Web page and app entries:

——

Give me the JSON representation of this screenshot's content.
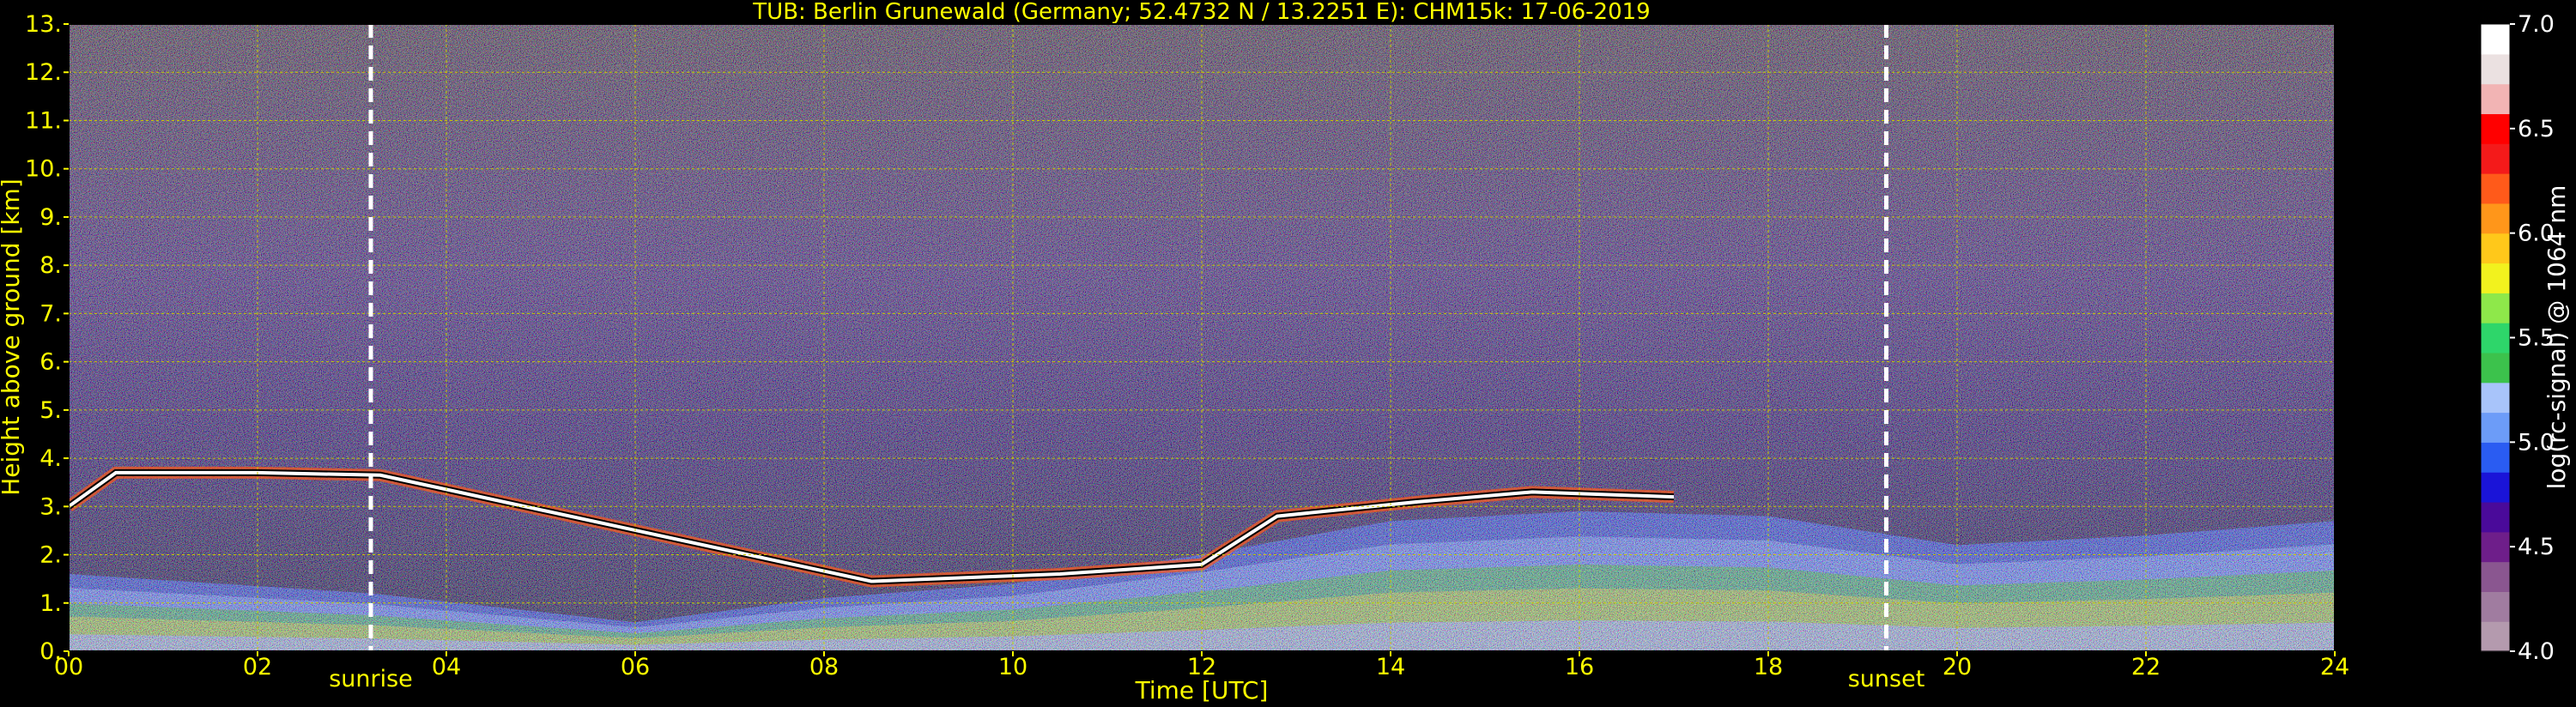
{
  "chart_data": {
    "type": "heatmap",
    "title": "TUB: Berlin Grunewald (Germany; 52.4732 N / 13.2251 E):    CHM15k: 17-06-2019",
    "xlabel": "Time [UTC]",
    "ylabel": "Height above ground [km]",
    "xlim": [
      0,
      24
    ],
    "ylim": [
      0,
      13
    ],
    "x_ticks": [
      "00",
      "02",
      "04",
      "06",
      "08",
      "10",
      "12",
      "14",
      "16",
      "18",
      "20",
      "22",
      "24"
    ],
    "y_ticks": [
      "0.",
      "1.",
      "2.",
      "3.",
      "4.",
      "5.",
      "6.",
      "7.",
      "8.",
      "9.",
      "10.",
      "11.",
      "12.",
      "13."
    ],
    "grid": true,
    "events": [
      {
        "label": "sunrise",
        "time": 3.2
      },
      {
        "label": "sunset",
        "time": 19.25
      }
    ],
    "colorbar": {
      "label": "log(rc-signal) @ 1064 nm",
      "range": [
        4.0,
        7.0
      ],
      "ticks": [
        "4.0",
        "4.5",
        "5.0",
        "5.5",
        "6.0",
        "6.5",
        "7.0"
      ],
      "colors": [
        "#b49aae",
        "#a07ca0",
        "#8a5690",
        "#6e1e8a",
        "#4a0a9a",
        "#1a14d8",
        "#2a5cf2",
        "#6c9cf8",
        "#a8c4fa",
        "#3cc24c",
        "#2ed66a",
        "#8ee84a",
        "#f2f21e",
        "#ffc81a",
        "#ff961a",
        "#ff5a1a",
        "#f41a1a",
        "#ff0000",
        "#f2b4b4",
        "#ebe1e1",
        "#ffffff"
      ]
    },
    "cloud_top_height_km": [
      {
        "time": 0.0,
        "height": 3.0
      },
      {
        "time": 0.5,
        "height": 3.7
      },
      {
        "time": 2.0,
        "height": 3.7
      },
      {
        "time": 3.3,
        "height": 3.65
      },
      {
        "time": 8.5,
        "height": 1.45
      },
      {
        "time": 10.5,
        "height": 1.6
      },
      {
        "time": 12.0,
        "height": 1.8
      },
      {
        "time": 12.8,
        "height": 2.8
      },
      {
        "time": 14.3,
        "height": 3.1
      },
      {
        "time": 15.5,
        "height": 3.3
      },
      {
        "time": 17.0,
        "height": 3.2
      }
    ],
    "boundary_layer_top_km": [
      {
        "time": 0.0,
        "height": 1.6
      },
      {
        "time": 3.2,
        "height": 1.2
      },
      {
        "time": 6.0,
        "height": 0.6
      },
      {
        "time": 8.0,
        "height": 1.1
      },
      {
        "time": 10.0,
        "height": 1.4
      },
      {
        "time": 12.0,
        "height": 2.0
      },
      {
        "time": 14.0,
        "height": 2.7
      },
      {
        "time": 16.0,
        "height": 2.9
      },
      {
        "time": 18.0,
        "height": 2.8
      },
      {
        "time": 20.0,
        "height": 2.2
      },
      {
        "time": 22.0,
        "height": 2.4
      },
      {
        "time": 24.0,
        "height": 2.7
      }
    ]
  }
}
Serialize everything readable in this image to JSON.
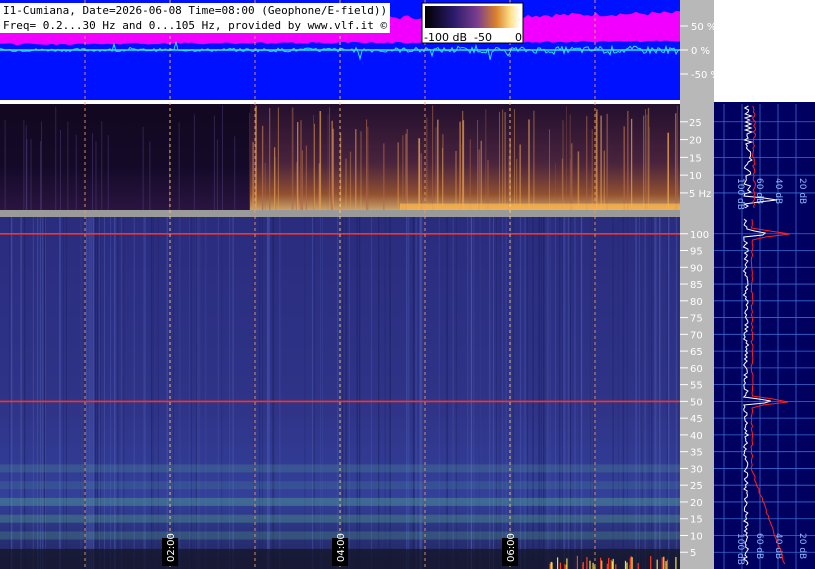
{
  "header": {
    "line1": "I1-Cumiana, Date=2026-06-08 Time=08:00 (Geophone/E-field))",
    "line2": "Freq= 0.2...30 Hz and 0...105 Hz, provided by www.vlf.it ©"
  },
  "colorbar": {
    "labels": [
      "-100 dB",
      "-50",
      "0"
    ],
    "colors": [
      "#000000",
      "#2a1a6a",
      "#7a3e8f",
      "#d9822b",
      "#ffe08a",
      "#ffffff"
    ]
  },
  "colors": {
    "waveform_bg": "#0011ff",
    "envelope": "#ff00ff",
    "trace": "#30e0ff",
    "right_panel_bg": "#000060",
    "scale_bg": "#b8b8b8",
    "line_50hz": "#ff3020",
    "spectrum_avg": "#ffffff",
    "spectrum_peak": "#ff2020"
  },
  "chart_data": [
    {
      "type": "line",
      "name": "waveform",
      "y_tick_labels": [
        "50 %",
        "0 %",
        "-50 %"
      ],
      "y_ticks": [
        50,
        0,
        -50
      ],
      "ylim": [
        -100,
        100
      ],
      "xlim": [
        0,
        8
      ],
      "time_markers": [
        1,
        2,
        3,
        4,
        5,
        6,
        7
      ]
    },
    {
      "type": "heatmap",
      "name": "spectrogram-low",
      "ylabel": "Hz",
      "y_tick_labels": [
        "25",
        "20",
        "15",
        "10",
        "5 Hz"
      ],
      "y_ticks": [
        25,
        20,
        15,
        10,
        5
      ],
      "ylim": [
        0.2,
        30
      ],
      "xlim": [
        0,
        8
      ],
      "db_range": [
        -100,
        0
      ]
    },
    {
      "type": "heatmap",
      "name": "spectrogram-high",
      "y_tick_labels": [
        "100",
        "95",
        "90",
        "85",
        "80",
        "75",
        "70",
        "65",
        "60",
        "55",
        "50",
        "45",
        "40",
        "35",
        "30",
        "25",
        "20",
        "15",
        "10",
        "5"
      ],
      "y_ticks": [
        100,
        95,
        90,
        85,
        80,
        75,
        70,
        65,
        60,
        55,
        50,
        45,
        40,
        35,
        30,
        25,
        20,
        15,
        10,
        5
      ],
      "ylim": [
        0,
        105
      ],
      "xlim": [
        0,
        8
      ],
      "x_tick_labels": [
        "02:00",
        "04:00",
        "06:00"
      ],
      "x_ticks": [
        2,
        4,
        6
      ],
      "lines_hz": [
        100,
        50
      ]
    },
    {
      "type": "line",
      "name": "spectrum-low",
      "x_tick_labels": [
        "100 dB",
        "60 dB",
        "40 dB",
        "20 dB"
      ]
    },
    {
      "type": "line",
      "name": "spectrum-high",
      "x_tick_labels": [
        "100 dB",
        "60 dB",
        "40 dB",
        "20 dB"
      ],
      "peaks_hz": [
        50,
        100
      ]
    }
  ]
}
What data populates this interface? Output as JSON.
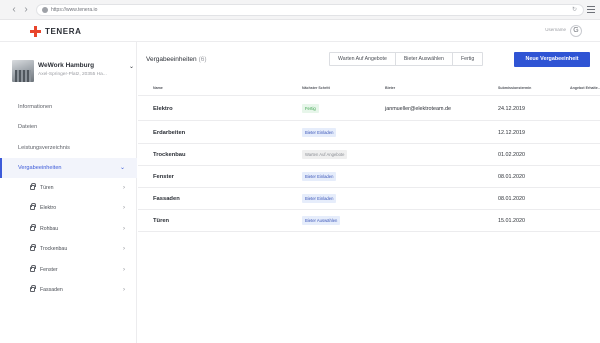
{
  "browser": {
    "back": "‹",
    "forward": "›",
    "url": "https://www.tenera.io",
    "reload": "↻"
  },
  "app": {
    "brand": "TENERA",
    "brand_color": "#e8452c",
    "user_name": "Username",
    "user_initial": "G"
  },
  "project": {
    "name": "WeWork Hamburg",
    "address": "Axel-Springer-Platz, 20355 Ha..."
  },
  "sidebar": {
    "items": [
      {
        "label": "Informationen"
      },
      {
        "label": "Dateien"
      },
      {
        "label": "Leistungsverzeichnis"
      },
      {
        "label": "Vergabeeinheiten",
        "arrow": "⌄"
      }
    ],
    "sub_items": [
      {
        "label": "Türen"
      },
      {
        "label": "Elektro"
      },
      {
        "label": "Rohbau"
      },
      {
        "label": "Trockenbau"
      },
      {
        "label": "Fenster"
      },
      {
        "label": "Fassaden"
      }
    ]
  },
  "main": {
    "title": "Vergabeeinheiten",
    "count": "(6)",
    "filters": [
      "Warten Auf Angebote",
      "Bieter Auswählen",
      "Fertig"
    ],
    "new_button": "Neue Vergabeeinheit",
    "accent_color": "#2f54d4"
  },
  "table": {
    "headers": [
      "Name",
      "Nächster Schritt",
      "Bieter",
      "Submissionstermin",
      "Angebot Erhalte..."
    ],
    "rows": [
      {
        "name": "Elektro",
        "step": "Fertig",
        "step_type": "done",
        "bieter": "janmueller@elektroteam.de",
        "date": "24.12.2019"
      },
      {
        "name": "Erdarbeiten",
        "step": "Bieter Einladen",
        "step_type": "invite",
        "bieter": "",
        "date": "12.12.2019"
      },
      {
        "name": "Trockenbau",
        "step": "Warten Auf Angebote",
        "step_type": "wait",
        "bieter": "",
        "date": "01.02.2020"
      },
      {
        "name": "Fenster",
        "step": "Bieter Einladen",
        "step_type": "invite",
        "bieter": "",
        "date": "08.01.2020"
      },
      {
        "name": "Fassaden",
        "step": "Bieter Einladen",
        "step_type": "invite",
        "bieter": "",
        "date": "08.01.2020"
      },
      {
        "name": "Türen",
        "step": "Bieter Auswählen",
        "step_type": "invite",
        "bieter": "",
        "date": "15.01.2020"
      }
    ]
  }
}
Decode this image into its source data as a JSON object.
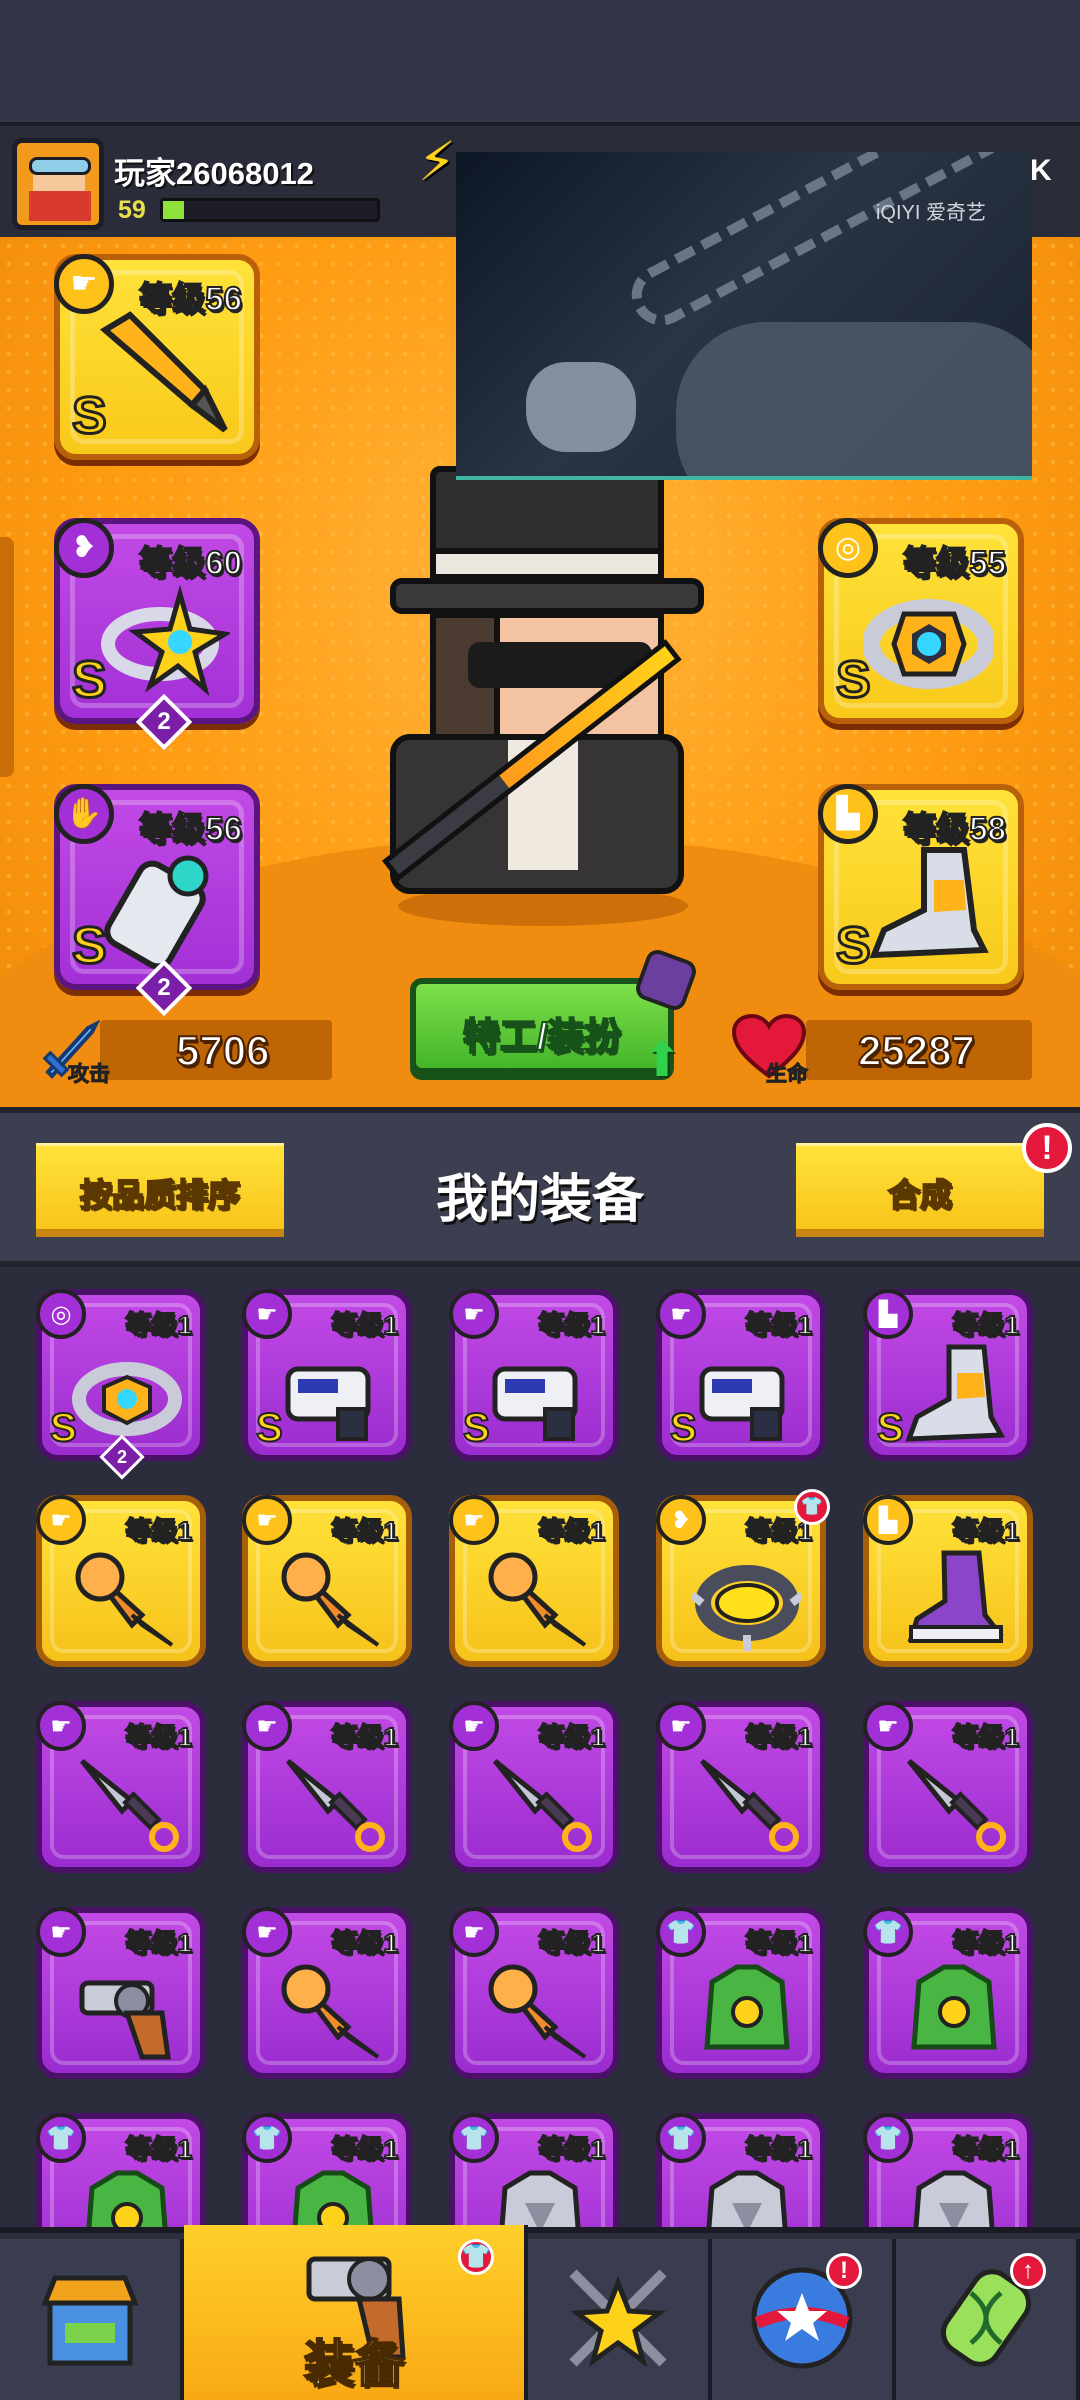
{
  "player": {
    "name": "玩家26068012",
    "level": "59",
    "xp_fraction": 0.1
  },
  "hud": {
    "k_label": "K"
  },
  "video": {
    "watermark": "iQIYI 爱奇艺"
  },
  "equipped": [
    {
      "level": "等级56",
      "grade": "S",
      "slot_icon": "pistol-icon",
      "item": "flame-sword",
      "rarity": "gold"
    },
    {
      "level": "等级60",
      "grade": "S",
      "slot_icon": "necklace-icon",
      "item": "star-ring",
      "rarity": "purple",
      "stars": "2"
    },
    {
      "level": "等级56",
      "grade": "S",
      "slot_icon": "glove-icon",
      "item": "gauntlet",
      "rarity": "purple",
      "stars": "2"
    },
    {
      "level": "等级55",
      "grade": "S",
      "slot_icon": "belt-icon",
      "item": "gem-belt",
      "rarity": "gold"
    },
    {
      "level": "等级58",
      "grade": "S",
      "slot_icon": "boot-icon",
      "item": "mech-boots",
      "rarity": "gold"
    }
  ],
  "stats": {
    "attack_label": "攻击",
    "attack": "5706",
    "hp_label": "生命",
    "hp": "25287"
  },
  "buttons": {
    "special": "特工/装扮",
    "sort": "按品质排序",
    "merge": "合成",
    "merge_alert": "!"
  },
  "panel_title": "我的装备",
  "inventory": [
    {
      "level": "等级1",
      "grade": "S",
      "rarity": "purple",
      "icon": "belt-icon",
      "item": "gem-belt",
      "stars": "2"
    },
    {
      "level": "等级1",
      "grade": "S",
      "rarity": "purple",
      "icon": "pistol-icon",
      "item": "blaster"
    },
    {
      "level": "等级1",
      "grade": "S",
      "rarity": "purple",
      "icon": "pistol-icon",
      "item": "blaster"
    },
    {
      "level": "等级1",
      "grade": "S",
      "rarity": "purple",
      "icon": "pistol-icon",
      "item": "blaster"
    },
    {
      "level": "等级1",
      "grade": "S",
      "rarity": "purple",
      "icon": "boot-icon",
      "item": "mech-boots"
    },
    {
      "level": "等级1",
      "rarity": "gold",
      "icon": "pistol-icon",
      "item": "drill"
    },
    {
      "level": "等级1",
      "rarity": "gold",
      "icon": "pistol-icon",
      "item": "drill"
    },
    {
      "level": "等级1",
      "rarity": "gold",
      "icon": "pistol-icon",
      "item": "drill"
    },
    {
      "level": "等级1",
      "rarity": "gold",
      "icon": "necklace-icon",
      "item": "spiked-collar",
      "alert": true
    },
    {
      "level": "等级1",
      "rarity": "gold",
      "icon": "boot-icon",
      "item": "sneaker"
    },
    {
      "level": "等级1",
      "rarity": "purple",
      "icon": "pistol-icon",
      "item": "kunai"
    },
    {
      "level": "等级1",
      "rarity": "purple",
      "icon": "pistol-icon",
      "item": "kunai"
    },
    {
      "level": "等级1",
      "rarity": "purple",
      "icon": "pistol-icon",
      "item": "kunai"
    },
    {
      "level": "等级1",
      "rarity": "purple",
      "icon": "pistol-icon",
      "item": "kunai"
    },
    {
      "level": "等级1",
      "rarity": "purple",
      "icon": "pistol-icon",
      "item": "kunai"
    },
    {
      "level": "等级1",
      "rarity": "purple",
      "icon": "pistol-icon",
      "item": "revolver"
    },
    {
      "level": "等级1",
      "rarity": "purple",
      "icon": "pistol-icon",
      "item": "drill"
    },
    {
      "level": "等级1",
      "rarity": "purple",
      "icon": "pistol-icon",
      "item": "drill"
    },
    {
      "level": "等级1",
      "rarity": "purple",
      "icon": "shirt-icon",
      "item": "leaf-armor"
    },
    {
      "level": "等级1",
      "rarity": "purple",
      "icon": "shirt-icon",
      "item": "leaf-armor"
    },
    {
      "level": "等级1",
      "rarity": "purple",
      "icon": "shirt-icon",
      "item": "leaf-armor"
    },
    {
      "level": "等级1",
      "rarity": "purple",
      "icon": "shirt-icon",
      "item": "leaf-armor"
    },
    {
      "level": "等级1",
      "rarity": "purple",
      "icon": "shirt-icon",
      "item": "steel-armor"
    },
    {
      "level": "等级1",
      "rarity": "purple",
      "icon": "shirt-icon",
      "item": "steel-armor"
    },
    {
      "level": "等级1",
      "rarity": "purple",
      "icon": "shirt-icon",
      "item": "steel-armor"
    }
  ],
  "nav": [
    {
      "id": "shop",
      "icon": "shop-icon",
      "label": ""
    },
    {
      "id": "equipment",
      "icon": "revolver-icon",
      "label": "装备",
      "active": true,
      "alert": true
    },
    {
      "id": "battle",
      "icon": "crossed-swords-star-icon",
      "label": ""
    },
    {
      "id": "gacha",
      "icon": "star-ball-icon",
      "label": "",
      "alert": true,
      "alert_text": "!"
    },
    {
      "id": "lab",
      "icon": "dna-capsule-icon",
      "label": "",
      "alert": true,
      "alert_text": "↑"
    }
  ],
  "colors": {
    "stage": "#ff9c12",
    "gold": "#ffd21a",
    "purple": "#a230d6",
    "green": "#45b52a",
    "alert": "#e3183b"
  }
}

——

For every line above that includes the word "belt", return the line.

      "slot_icon": "belt-icon",
      "item": "gem-belt",
      "icon": "belt-icon",
      "item": "gem-belt",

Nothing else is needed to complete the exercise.